“By obtaining a complete picture of which different projects and needs there are in the organisation, we can more easily see where we should develop, discontinue, and coordinate development, and what the possible bottlenecks are,” says Hans Wohlfarth, Head of IT at KTH with responsibility for coordinating portfolio management.

Changing the way you work

In the absence of a complete picture, in a large and multifaceted organisation such as KTH, different systems can be developed for users without being synchronised with each other. This can make usage more difficult and in the worst instance, it will also be a waste of resources.

Three persons having a conversation.
Hans Wohlfarth, Josefin Fransson and Johannes Bidel at IT. (Photo: Fredrik Persson)

“Support should be based on needs and know-how. Rather than being a kind of box that sits alongside the main systems, digitalisation is a pure operational development of the ways in which we work and our support functions,” says Wohlfarth.

Over time, this will influence the way KTH employees will work in the future.

“You could say that we aim to lay the foundations for and building a new flow oriented way of working where everyone who is involved in a system or a project work together. Fewer downpipes and more cross-function work is the idea,” says Wohlfarth.

Linked to the strategy

The next step in development work is to produce an overall digitalisation strategy, snap up resources, know-how planning and to work closely with users systematically. We also need a general approach to dealing with obstacles, such as when key issues fall between two stools as individual projects are not always able to deal with these within their own organisation. This work should be pursued on a broad front via different steering groups that continuously synchronise with each other. 
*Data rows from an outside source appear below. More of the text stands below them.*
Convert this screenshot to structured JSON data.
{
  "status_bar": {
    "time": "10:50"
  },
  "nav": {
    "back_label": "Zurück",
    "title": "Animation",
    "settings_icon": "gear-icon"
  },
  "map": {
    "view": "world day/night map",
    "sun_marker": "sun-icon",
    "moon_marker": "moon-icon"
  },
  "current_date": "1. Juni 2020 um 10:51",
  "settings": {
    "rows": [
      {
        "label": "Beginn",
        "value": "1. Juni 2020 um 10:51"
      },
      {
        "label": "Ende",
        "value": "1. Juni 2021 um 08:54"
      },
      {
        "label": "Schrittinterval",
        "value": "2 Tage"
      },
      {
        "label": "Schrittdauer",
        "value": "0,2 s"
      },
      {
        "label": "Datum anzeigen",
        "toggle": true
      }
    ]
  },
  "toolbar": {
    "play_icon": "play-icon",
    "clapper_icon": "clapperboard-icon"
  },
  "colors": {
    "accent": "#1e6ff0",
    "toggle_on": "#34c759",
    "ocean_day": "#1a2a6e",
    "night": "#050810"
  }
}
Jan Gulliksen, Vice President for Digitalisation, also explains that KTH’s digitalisation strategy is closely linked to portfolio management.
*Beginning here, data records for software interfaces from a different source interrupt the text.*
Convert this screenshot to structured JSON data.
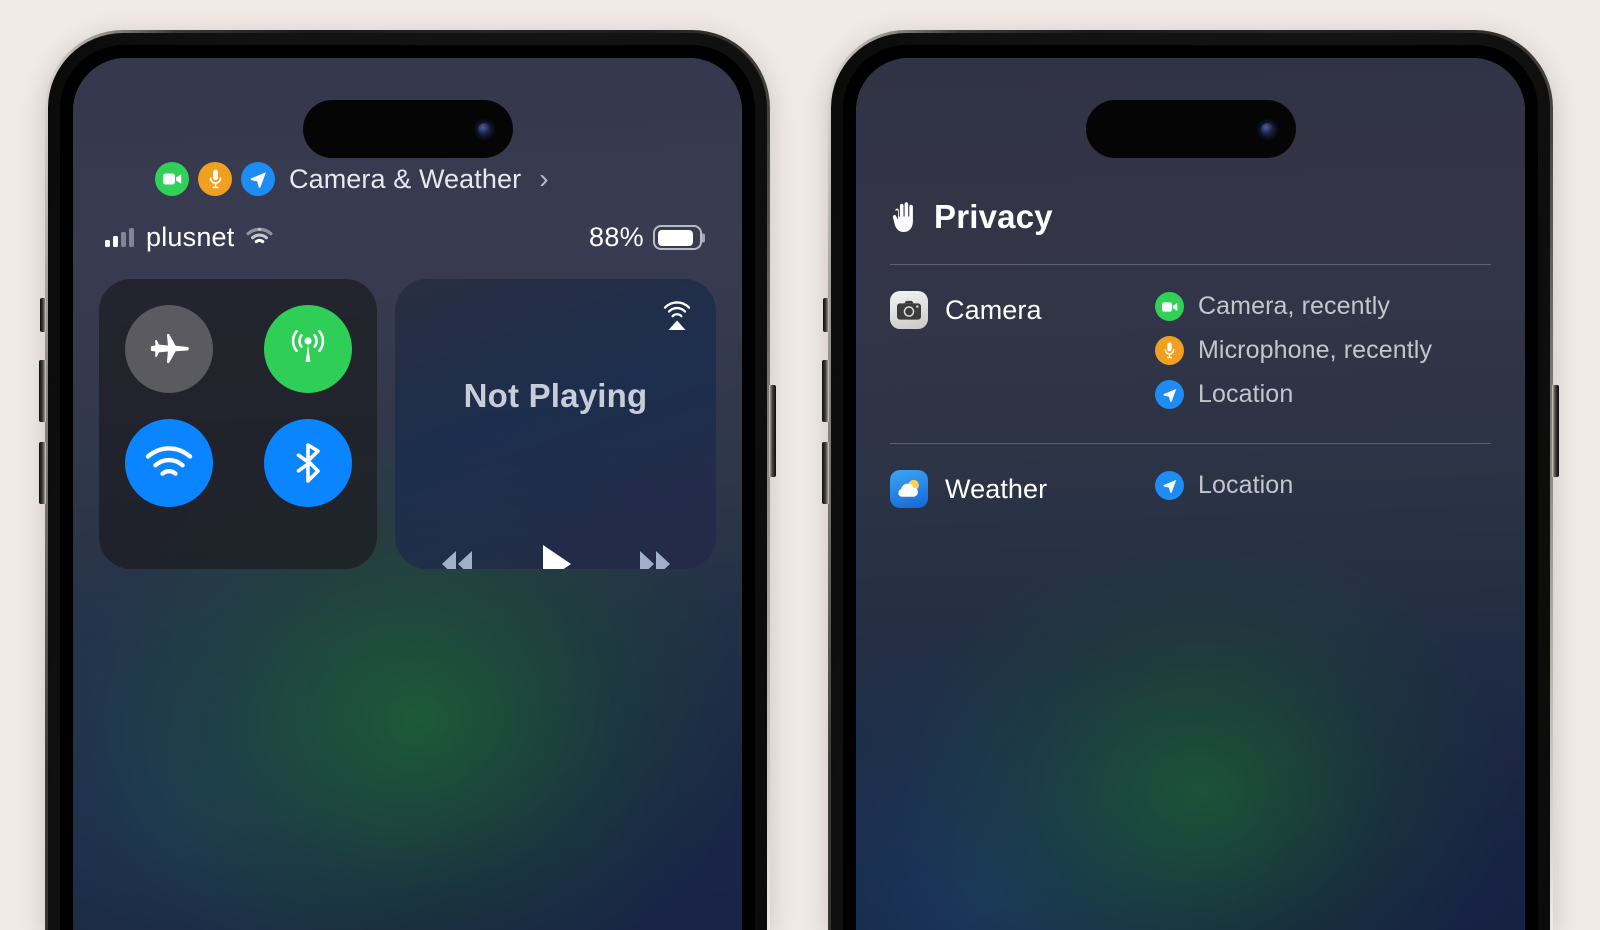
{
  "background_color": "#f2eae7",
  "left_phone": {
    "name": "iphone-control-center",
    "privacy_pill": {
      "indicators": [
        "camera-indicator",
        "microphone-indicator",
        "location-indicator"
      ],
      "label": "Camera & Weather",
      "chevron": "›"
    },
    "status_bar": {
      "signal_bars_filled": 2,
      "signal_bars_total": 4,
      "carrier": "plusnet",
      "wifi_icon": "wifi-icon",
      "battery_percent": "88%",
      "battery_level": 88
    },
    "toggles": [
      {
        "name": "airplane-mode",
        "icon": "airplane-icon",
        "state": "off",
        "color": "#5a5a60"
      },
      {
        "name": "cellular-data",
        "icon": "cellular-icon",
        "state": "on",
        "color": "#2fce56"
      },
      {
        "name": "wifi",
        "icon": "wifi-icon",
        "state": "on",
        "color": "#0a84ff"
      },
      {
        "name": "bluetooth",
        "icon": "bluetooth-icon",
        "state": "on",
        "color": "#0a84ff"
      }
    ],
    "now_playing": {
      "title": "Not Playing",
      "airplay_icon": "airplay-icon",
      "previous_label": "previous-track-icon",
      "play_label": "play-icon",
      "next_label": "next-track-icon"
    }
  },
  "right_phone": {
    "name": "iphone-privacy-report",
    "header": {
      "icon": "raised-hand-icon",
      "title": "Privacy"
    },
    "rows": [
      {
        "app_icon": "camera-app-icon",
        "app_name": "Camera",
        "uses": [
          {
            "indicator": "camera-indicator",
            "color": "#30d158",
            "text": "Camera, recently"
          },
          {
            "indicator": "microphone-indicator",
            "color": "#f0a020",
            "text": "Microphone, recently"
          },
          {
            "indicator": "location-indicator",
            "color": "#1e8cf5",
            "text": "Location"
          }
        ]
      },
      {
        "app_icon": "weather-app-icon",
        "app_name": "Weather",
        "uses": [
          {
            "indicator": "location-indicator",
            "color": "#1e8cf5",
            "text": "Location"
          }
        ]
      }
    ]
  }
}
“It is basically about how we should take advantage of the technology in the best ways across the whole of KTH and within all its operations. Working systematically with portfolio management forms a natural and important part of this.

Gulliksen is developing KTH’s digitalisation strategy in consultation with the University Director, and this is expected to be completed by the summer.

Goals for the IT development

In accordance with the President’s Decision of 17 January the portfolio management work is headed by the University Director, as part of the development of operations support as a whole. What is needed within education, research and administration also determines what type of development within the IT area should be invested in. The aims of the common model for management can be summarised in five points:

  • Engage in the right projects in the short and long term that offer the most benefits to KTH
  • Make the use of resources more efficient
  • Develop KTH’s organisational capabilities
  • Parallel division of work between strategic, tactical and operational levels, plus common concepts and definitions
  • To give KTH competitive advantages

Portfolio management as a method

Portfolio management as a concept first appeared in the 1950s and initially concerned selecting and overseeing a group of investments in portfolios. This was then further developed in the 1970s into a theory of how you can manage companies and turn strategies into reality by grouping and balancing project management to make this more efficient. In the 1980s, the method was further developed for IT projects and it became more popular in the run up to Y2K. 

Source: Wikipedia

Words: Jill Klackenberg

Belongs to: Current
Last changed: Jan 18, 2022